KAINE: I’ll tell you what offends me. Gov. Pence just said Donald Trump will rebuild the military. No he won’t. Donald Trump is avoiding paying taxes. The New York Times story suggested that he probably didn’t pay taxes for about 18 years starting in 1995. Those years included the years of 9/11. So get this: On 9/11, Hillary Clinton and Donald Trump’s hometown was attacked by the worst terrorist attack in the history of the United States. Young men and women signed up to serve in the military to fight terrorism. Hillary Clinton went to Washington to get funds to rebuild her city and protect first responders, but Donald Trump was fighting a very different fight. It was a fight to avoid paying taxes, so that he wouldn’t support the fight against terror, he wouldn’t support the troops…

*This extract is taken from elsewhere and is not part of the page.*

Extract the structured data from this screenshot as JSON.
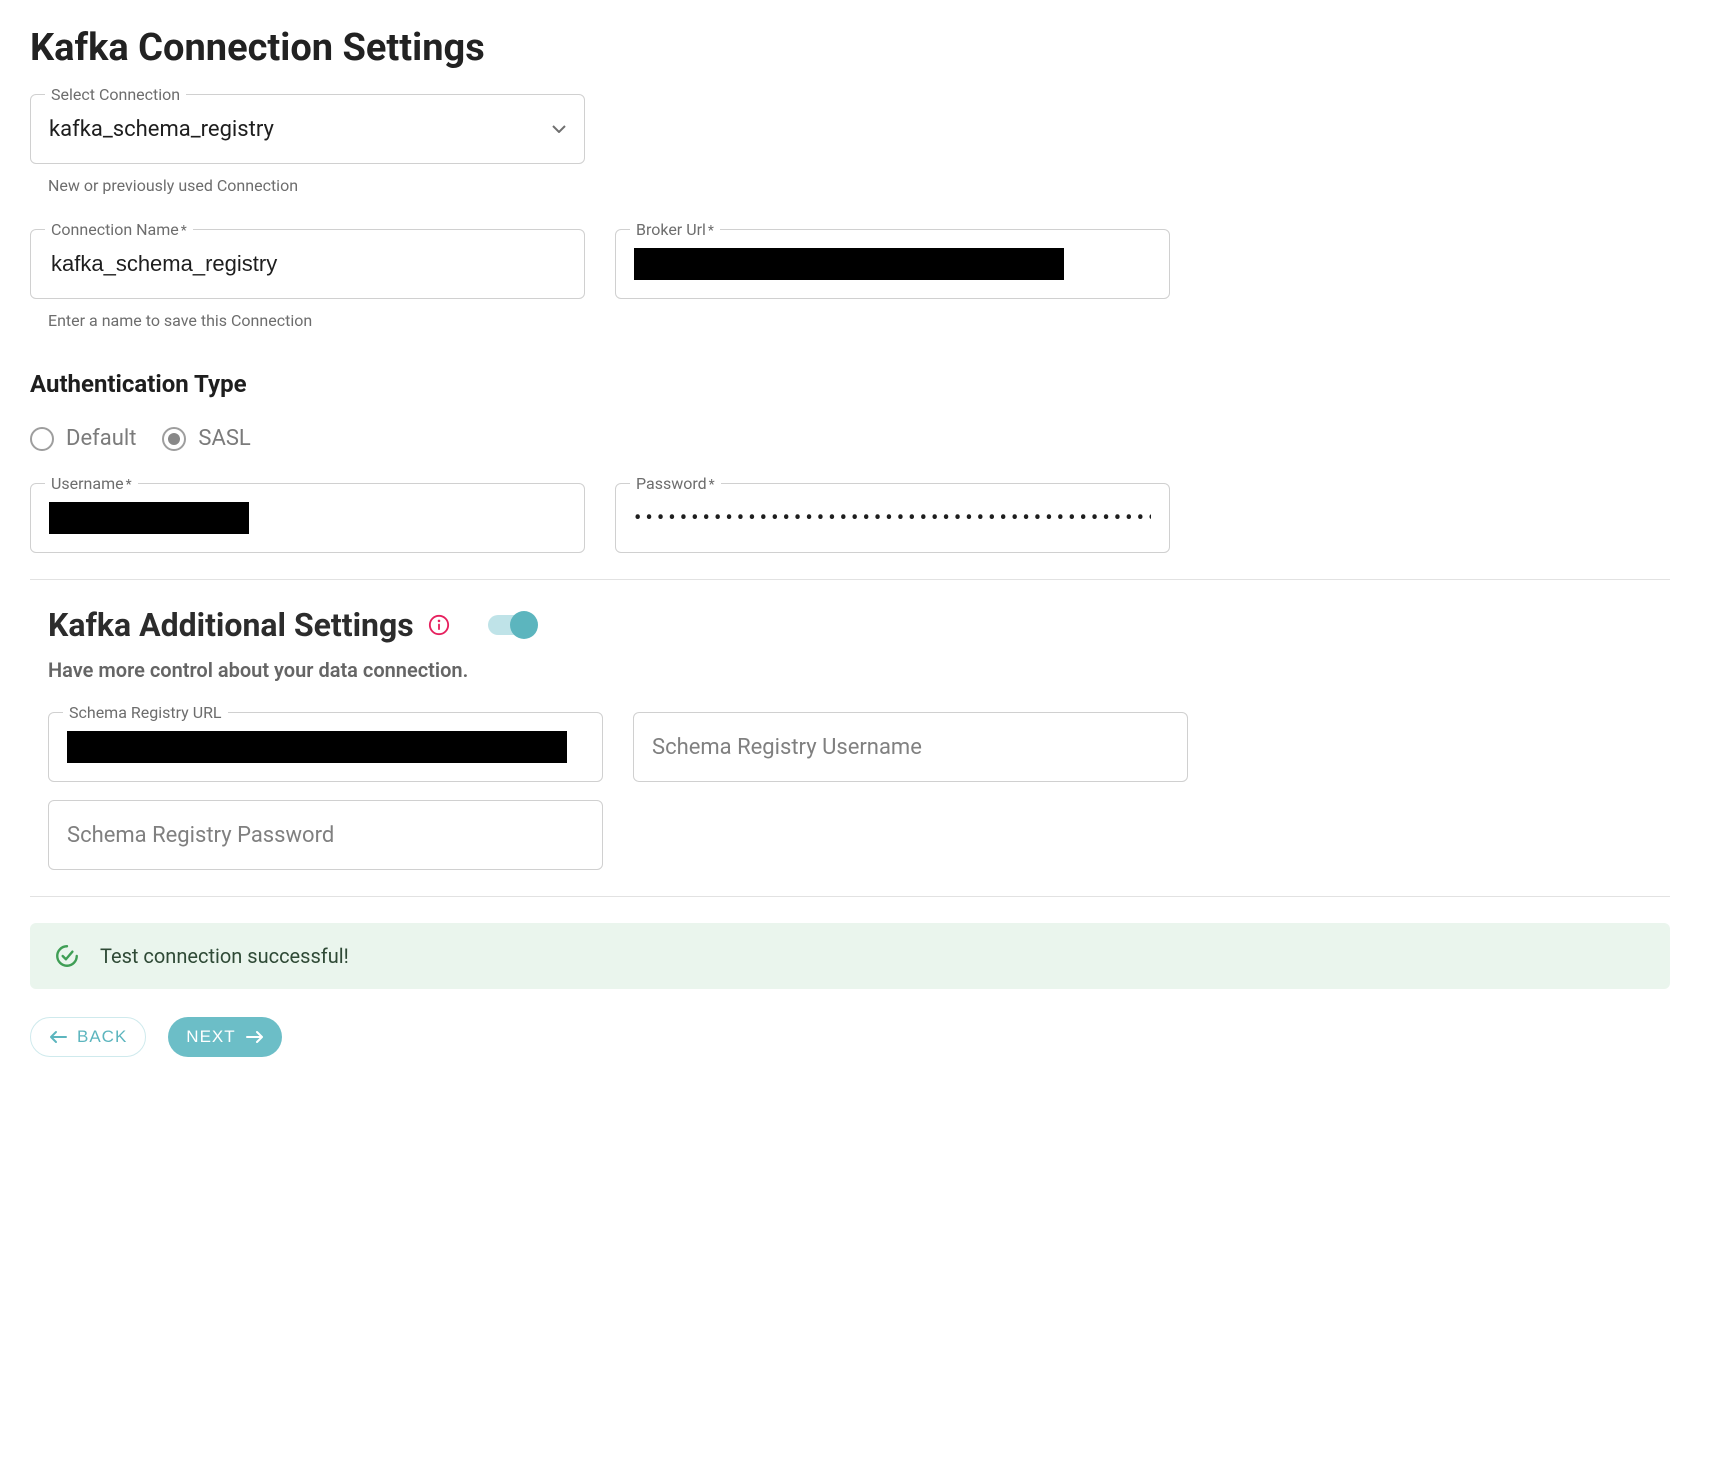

QUIJANO: The question was about Aleppo, senator.
KAINE: This is important, Elaine.
Kaine finished his bit about Trump’s tax returns, though did stress he had addressed Quijano’s actual question before launching into it. Yet when the moderator turned to Pence with a followup question about proposing “safe zones” in and around Aleppo for Syrians fleeing the conflict, the Indiana governor rebutted Kaine’s claims — thereby instigating additional non-Aleppo comments from the Virginian senator about Trump’s taxes.

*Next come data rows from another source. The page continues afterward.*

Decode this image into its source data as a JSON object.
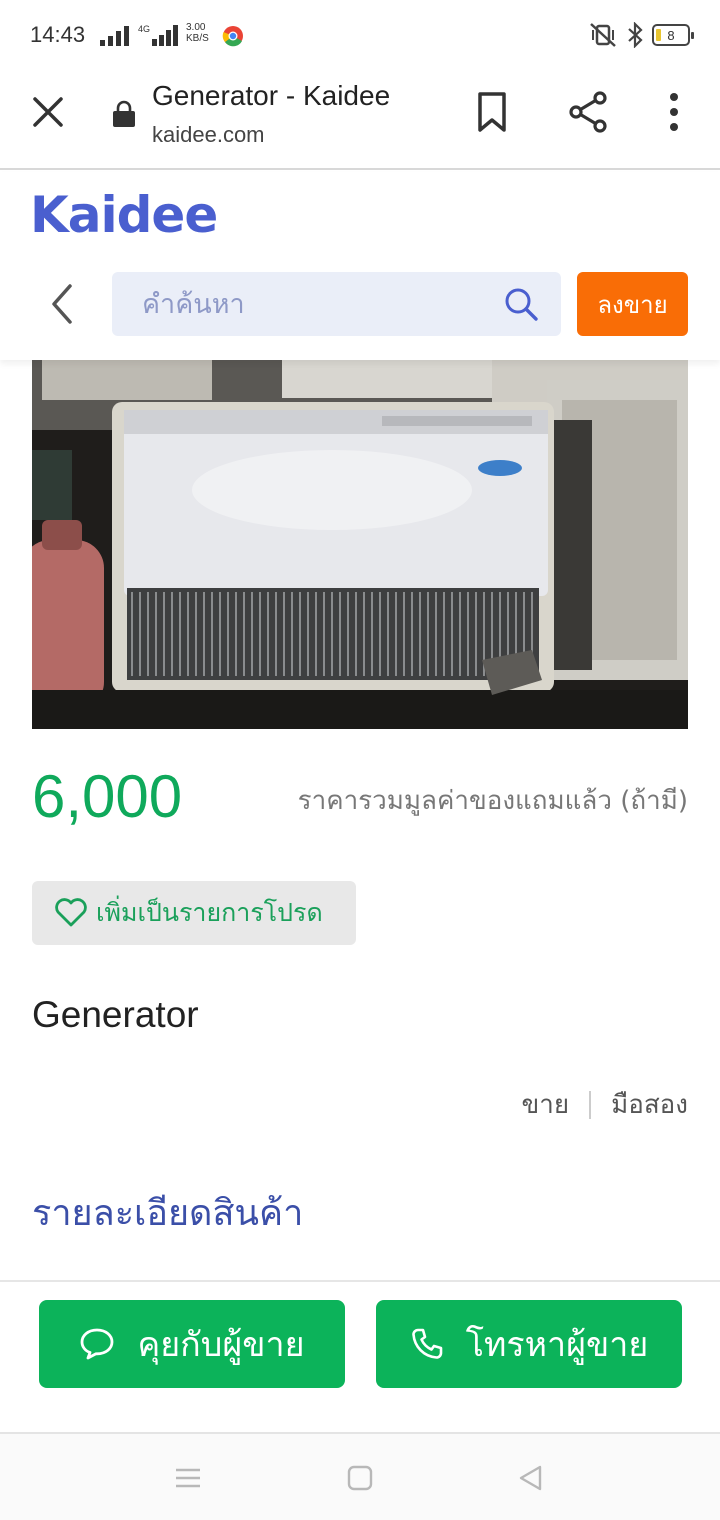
{
  "status_bar": {
    "time": "14:43",
    "network_type": "4G",
    "speed_value": "3.00",
    "speed_unit": "KB/S",
    "battery": "8"
  },
  "browser": {
    "page_title": "Generator - Kaidee",
    "url": "kaidee.com"
  },
  "site": {
    "logo": "Kaidee",
    "search_placeholder": "คำค้นหา",
    "sell_button": "ลงขาย"
  },
  "listing": {
    "price": "6,000",
    "price_note": "ราคารวมมูลค่าของแถมแล้ว (ถ้ามี)",
    "favorite_label": "เพิ่มเป็นรายการโปรด",
    "title": "Generator",
    "tag_type": "ขาย",
    "tag_condition": "มือสอง",
    "details_heading": "รายละเอียดสินค้า"
  },
  "actions": {
    "chat_label": "คุยกับผู้ขาย",
    "call_label": "โทรหาผู้ขาย"
  },
  "colors": {
    "brand": "#4a5fcf",
    "sell": "#f96d06",
    "green": "#0cb35a",
    "price": "#0fa95b"
  },
  "icons": {
    "close": "close-icon",
    "lock": "lock-icon",
    "bookmark": "bookmark-icon",
    "share": "share-icon",
    "menu": "more-vert-icon",
    "back": "chevron-left-icon",
    "search": "search-icon",
    "heart": "heart-icon",
    "chat": "chat-bubble-icon",
    "phone": "phone-icon"
  }
}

That, and ignoring Quijano’s attempts to keep the debate on task and on schedule.